Abstract: Concerns of Family Caregivers during COVID-19: The Concerns of Caregivers and the Surprising Silver Linings (Society for Social Work and Research 26th Annual Conference - Social Work Science for Racial, Social, and Political Justice)

79P Concerns of Family Caregivers during COVID-19: The Concerns of Caregivers and the Surprising Silver Linings

Thursday, January 13, 2022
Marquis BR Salon 6, ML 2 (Marriott Marquis Washington, DC)
* noted as presenting author
Heejung Yun, MPP, Student, University of Minnesota-Twin Cities, St. Paul, MN
Elizabeth Lightfoot, PhD, Professor, University of Minnesota-, Saint PAUL, MN
Rajean P. Moone, PhD, Faculty Director, University of Minnesota-twin cities
Kenneth Turck, MSW, Student, University of Minnesota- twin cities, St. Paul, MN
Jacob Otis, BA, Student, University of Minnesota-twin cities, St. Paul, MN
Courtney Kutzler, MSW, MPH, Research Assistant, University of Minnesota-twin cities, St. Paul, MN
Kamal Suleiman, Student, University of Pennsylvania

The COVID-19 pandemic has had an enormous impact on older people and their families. While family caregivers provide the bulk of care for people over 65 and people with disabilities, much of the scholarly work has focused on the psychological and physical impacts of social isolation on older people. In this study, we focus on concerns and unexpected benefits of family caregivers during COVID-19. This study examined the following questions: (1) What are the greatest concerns of family caregivers during this pandemic? (2) What do family caregivers consider to be the benefits of caregiving for adults over age 65 or adults with disabilities during the COVID-19 pandemic?


We conducted semi-structured interviews with 52 family caregivers who cared for adults over age 65 or adults with disabilities during COVID-19 over a video platform. Participants could be caring for relatives living in their own home, in the caregiver’s home or in a long-term care facility. We asked questions regarding the types of care they had provided before and during COVID-19, with questions about social distancing regulations and other restrictions, as well as methods they have used to overcome caregiving challenges since March of 2020. Data was collected from May to September of 2020. We conducted a thematic inductive analysis of interview transcriptions, and used several methods to increase the trustworthiness of the study, including investigator triangulation, regular debriefing, and an audit trail.

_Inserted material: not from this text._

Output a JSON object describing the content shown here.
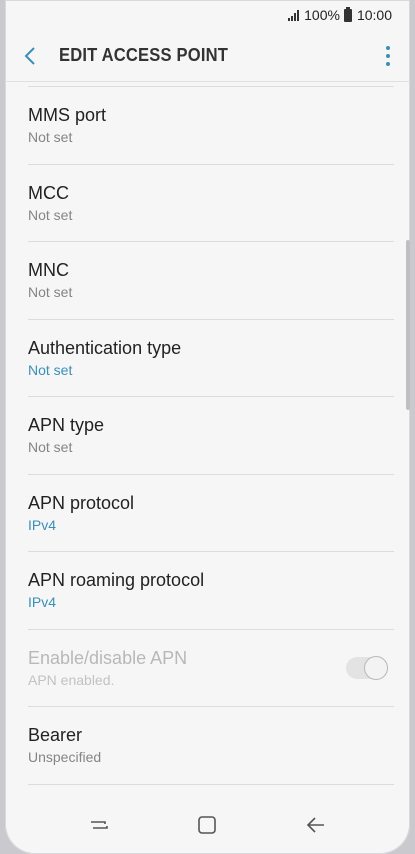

We found six themes related to Concerns of Caregiving: social isolation of family member and caregiver, decline in mental health of family member, decline in physical & cognitive functioning of family members, keeping family members safe from COVID-19, lack of caregiving support, and caregiver stress. The main concern was the social isolation of their family members, and how it would lead to declines in mental health, as well as physical and cognitive functioning. We also found five main themes related to Benefits of Caregiving which included: enjoyed the slower pace, increased time together, deepened relationships, recognized the resilience of their family members, and caregiving innovations. Despite their worries, caregivers in our study were able to identify benefits of caring during this pandemic. They described how COVID-19 deepened relationships among family members, and had spurred the use of new technologies for caregiving.

Conclusions and Implications

Overall, our study’s findings illuminated how COVID-19 increased family caregiving responsibilities with inadequate supports, leading to increased stress. This was acerbated with additional changes in caregivers’ lives. There are multiple social work practice implications of our findings for family caregiving both during and after the pandemic, particularly as family caregivers shift to a post-restriction phase of caregiving. Social work practitioners, and those investigating or designing caregiver supports now and in the future, can consider developing interventions to lessen the worries about social isolation causing physical and mental health declines, as well as developing policies that recognize the importance of caregiving. Likewise, as strengthening family relationships are a positive aspect of caring, future plans for supporting family caregivers can build on this perceived benefit.